Travel trailer: Conventional trailer with bumper-pull hitch.
Fifth-wheel: Large trailer with semi-truck style fifth-wheel coupling hitch, where a king pin drops from the trailer into the horseshoe-shaped fifth-wheel mounted over the rear axle in a pickup truck bed; distinguished by alcove that extends over the pickup bed from which the king pin drops.
Toy hauler: Trailer with living quarters in front and garage in back for motorbikes, ATVs, etc.
Pop-up: Small, low-profile, foldable trailer featuring fabric or hard-side tent that pops up (not suitable for full-time RVing).
In the KNOW
Helpful electronic resources for RVing
» These are the websites, apps and electronic devices that the story interviewees recommended.
YouTube: Search for videos about all aspects of RV living, including brand-specific RV information, such as how-to equipment instruction videos.
Facebook: Nearly every type of RV has a Facebook group that provides helpful information, such as the Airstream Addicts group.
Google: Specifically search independent reviews and photos of campgrounds and RV parks; RV brands.
RV Trip Wizard: www.rvtripwizard.com, $49 yearly membership.
Harvest Hosts: www.harvesthosts.com, $79 yearly memberships; over 1,300 wineries, breweries, farms, museums offering free overnight boondocking to members who purchase products at the attraction.
Campendium: www.campendium.com, independent reviews and free/ low-cost camping.
Hipcamp: www.hipcamp.com, like Air B&B for camping.

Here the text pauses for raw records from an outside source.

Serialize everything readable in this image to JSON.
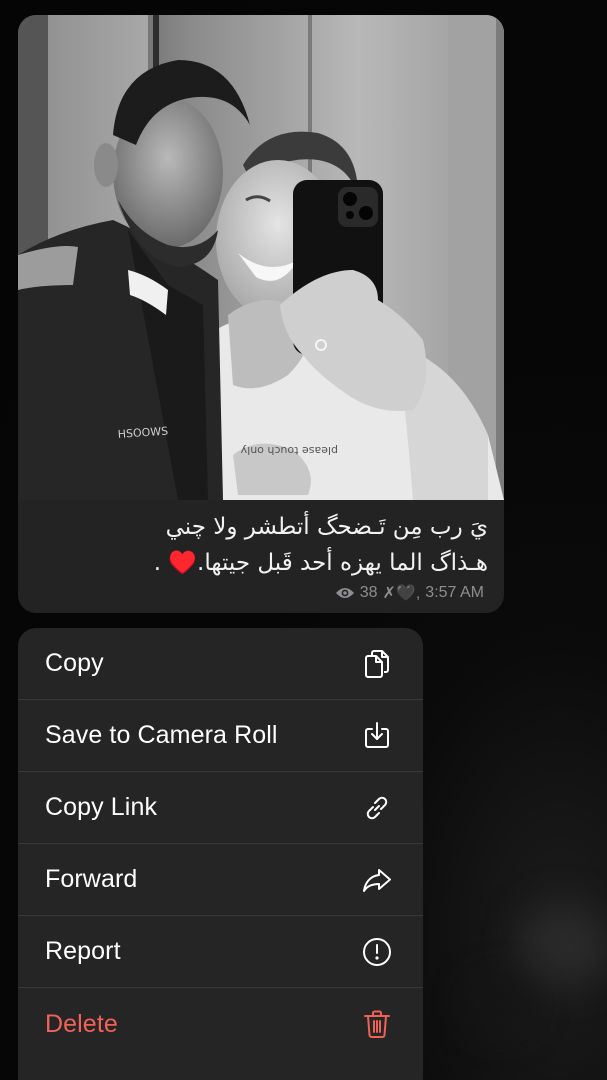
{
  "message": {
    "caption_lines": [
      "يَ رب مِن تَـضحگ أتطشر ولا چني",
      "هـذاگ الما يهزه أحد قَبل جيتها.♥️ ."
    ],
    "views": "38",
    "author": "✗🖤,",
    "time": "3:57 AM"
  },
  "menu": {
    "items": [
      {
        "label": "Copy",
        "icon": "copy-icon"
      },
      {
        "label": "Save to Camera Roll",
        "icon": "download-icon"
      },
      {
        "label": "Copy Link",
        "icon": "link-icon"
      },
      {
        "label": "Forward",
        "icon": "forward-icon"
      },
      {
        "label": "Report",
        "icon": "report-icon"
      },
      {
        "label": "Delete",
        "icon": "trash-icon"
      }
    ]
  },
  "colors": {
    "background": "#060606",
    "bubble": "#232324",
    "menu": "#252526",
    "delete": "#f06158",
    "meta": "#8d8d92"
  }
}
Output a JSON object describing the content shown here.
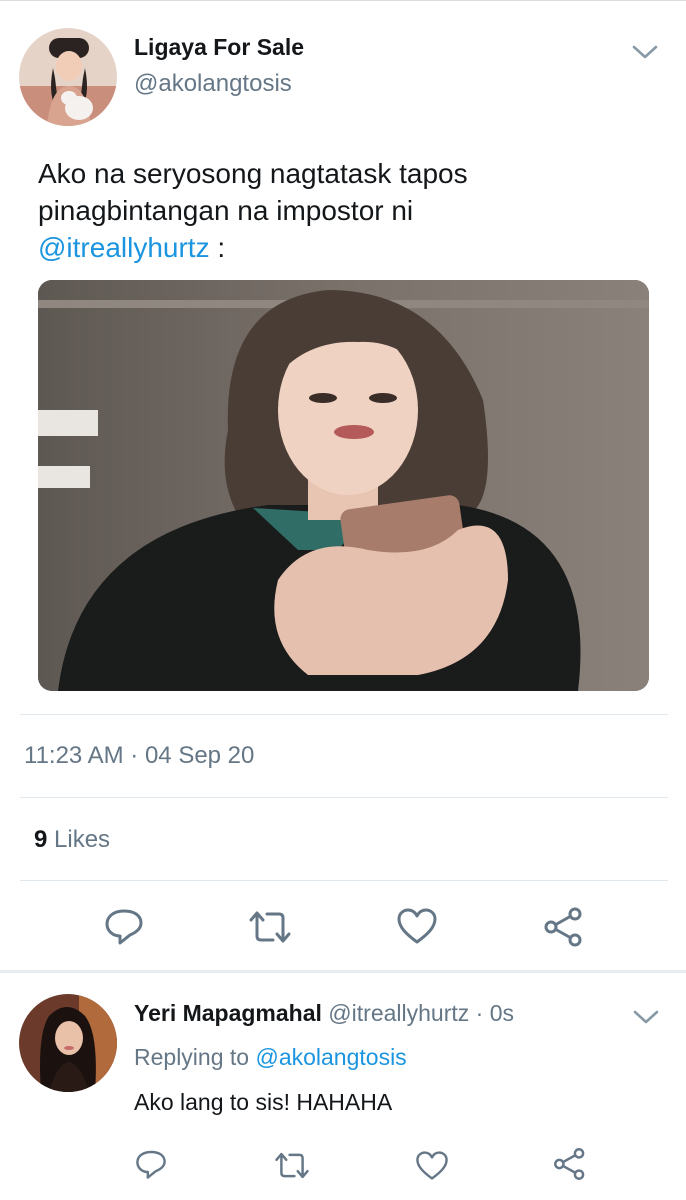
{
  "main_tweet": {
    "display_name": "Ligaya For Sale",
    "handle": "@akolangtosis",
    "text_line1": "Ako na seryosong nagtatask tapos",
    "text_line2": "pinagbintangan na impostor ni",
    "mention": "@itreallyhurtz",
    "text_suffix": " :",
    "timestamp": "11:23 AM · 04 Sep 20",
    "likes_count": "9",
    "likes_label": " Likes",
    "actions": [
      "reply-icon",
      "retweet-icon",
      "like-icon",
      "share-icon"
    ]
  },
  "reply": {
    "display_name": "Yeri Mapagmahal",
    "handle_time": " @itreallyhurtz · 0s",
    "replying_prefix": "Replying to ",
    "replying_to": "@akolangtosis",
    "text": "Ako lang to sis! HAHAHA",
    "actions": [
      "reply-icon",
      "retweet-icon",
      "like-icon",
      "share-icon"
    ]
  },
  "colors": {
    "text_primary": "#14171a",
    "text_secondary": "#657786",
    "link": "#1b95e0",
    "icon": "#657786",
    "divider": "#e1e8ed"
  }
}
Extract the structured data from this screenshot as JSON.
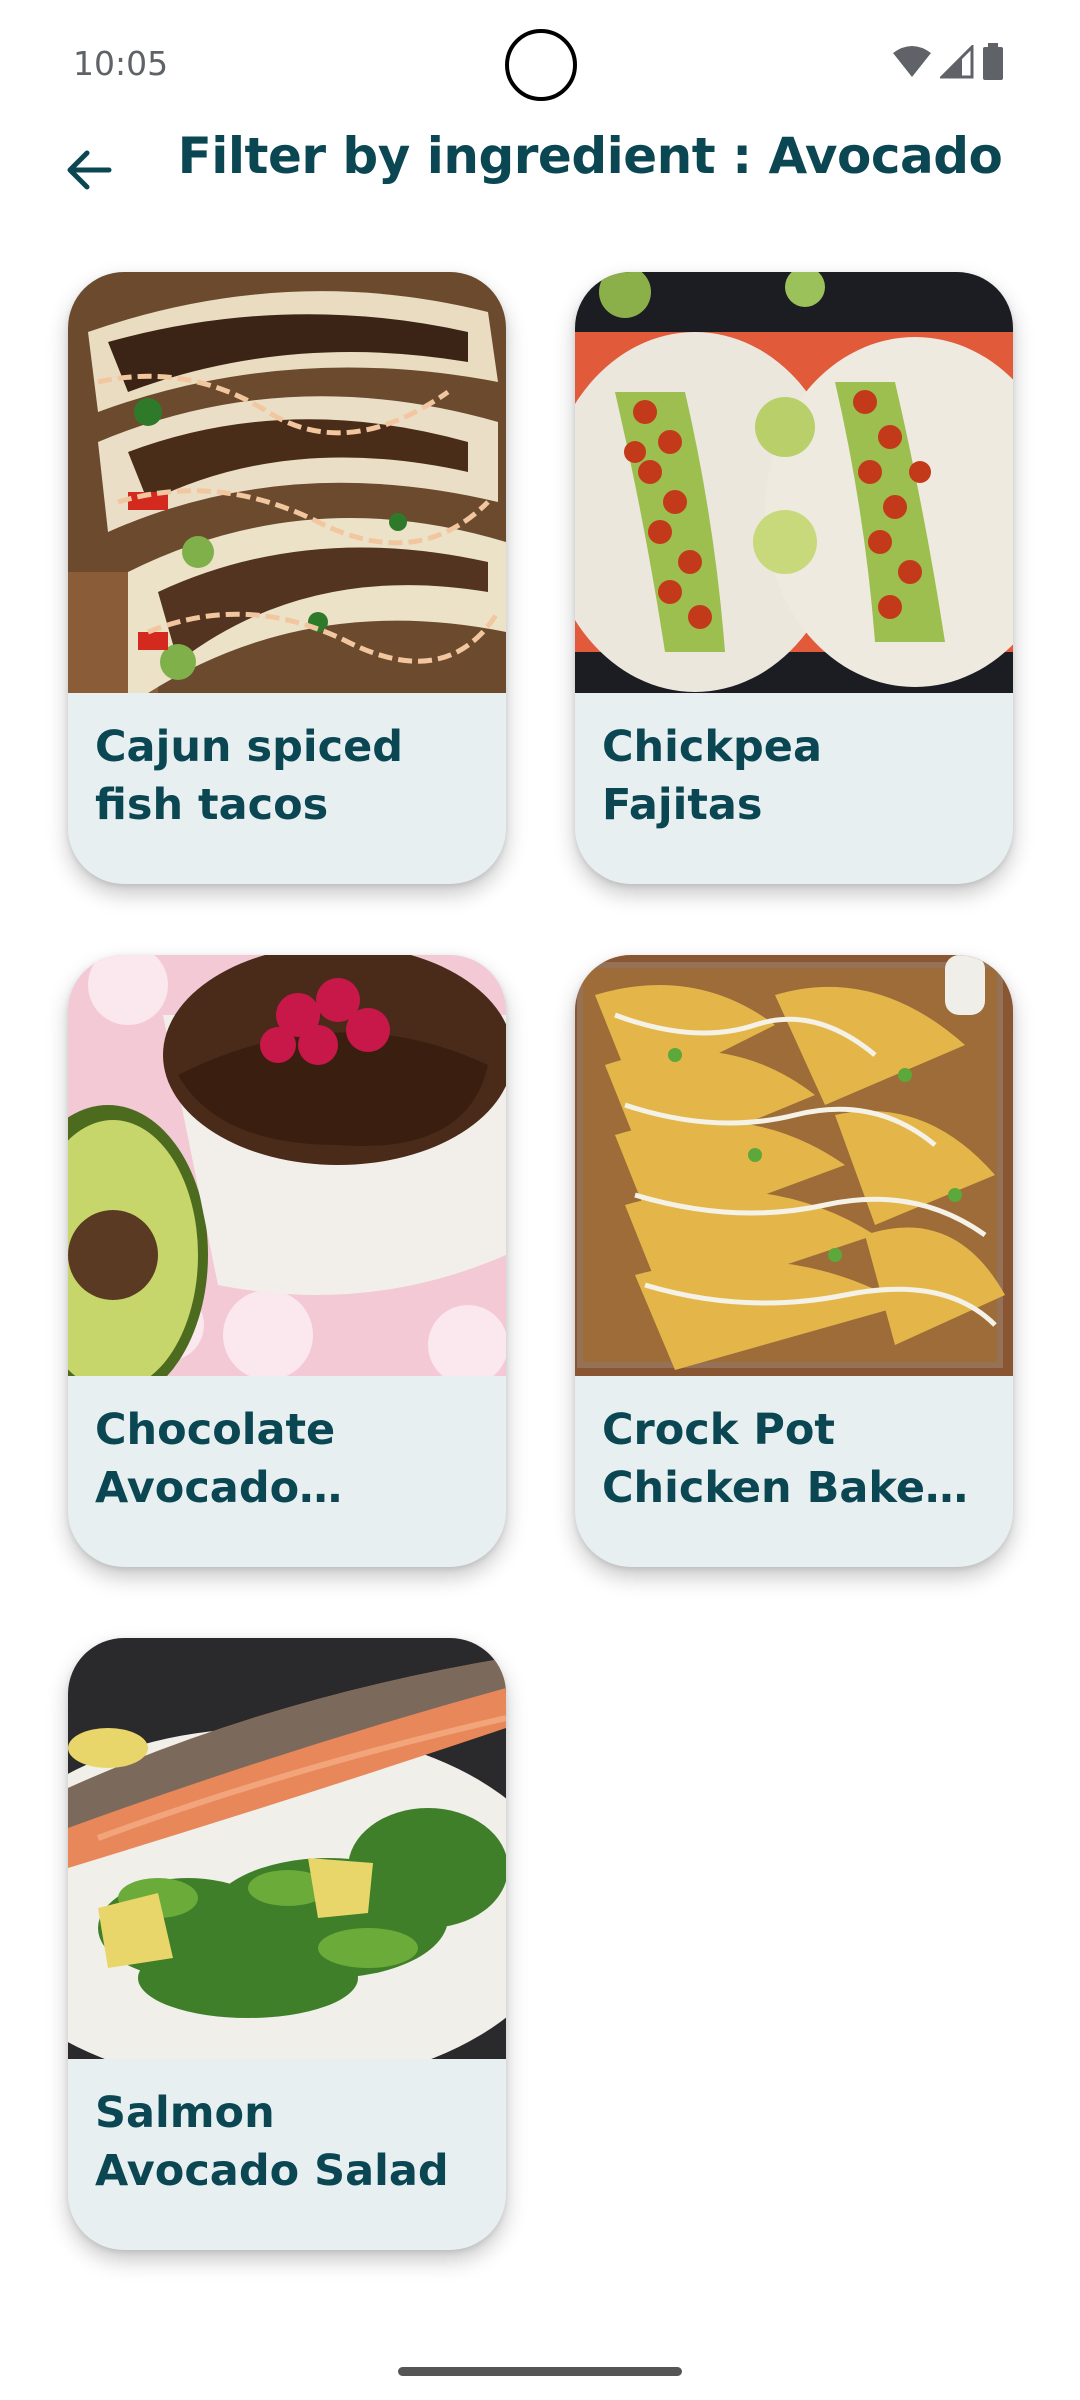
{
  "status_bar": {
    "time": "10:05",
    "icons": [
      "wifi-icon",
      "signal-icon",
      "battery-icon"
    ]
  },
  "header": {
    "back_icon": "arrow-left-icon",
    "title": "Filter by ingredient : Avocado"
  },
  "colors": {
    "accent": "#0b4752",
    "card_background": "#e8eff1",
    "page_background": "#ffffff"
  },
  "recipes": [
    {
      "title": "Cajun spiced fish tacos",
      "image": "fish-tacos-photo"
    },
    {
      "title": "Chickpea Fajitas",
      "image": "chickpea-fajitas-photo"
    },
    {
      "title": "Chocolate Avocado Mousse",
      "image": "chocolate-mousse-photo"
    },
    {
      "title": "Crock Pot Chicken Baked Tacos",
      "image": "baked-tacos-photo"
    },
    {
      "title": "Salmon Avocado Salad",
      "image": "salmon-salad-photo"
    }
  ]
}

Boondockers Welcome: www.boondockerswelcome.com; places to camp self-contained (sometimes for free).
I RV 2 forums: www.irv2.com/ forums; discussion board for RVers.
Workamping jobs: www.workamper.com; find seasonal jobs that include free camping.
Social network for RVers: www.rvillage.com; find out if other members are in your campground.
RV Consumer Group: www. rv.org; independent RV brand reviews by consumers.
RV GPS: Special GPS unit that automatically routes so that RV drivers may avoid hazards such as low bridges, hairpin turns, etc.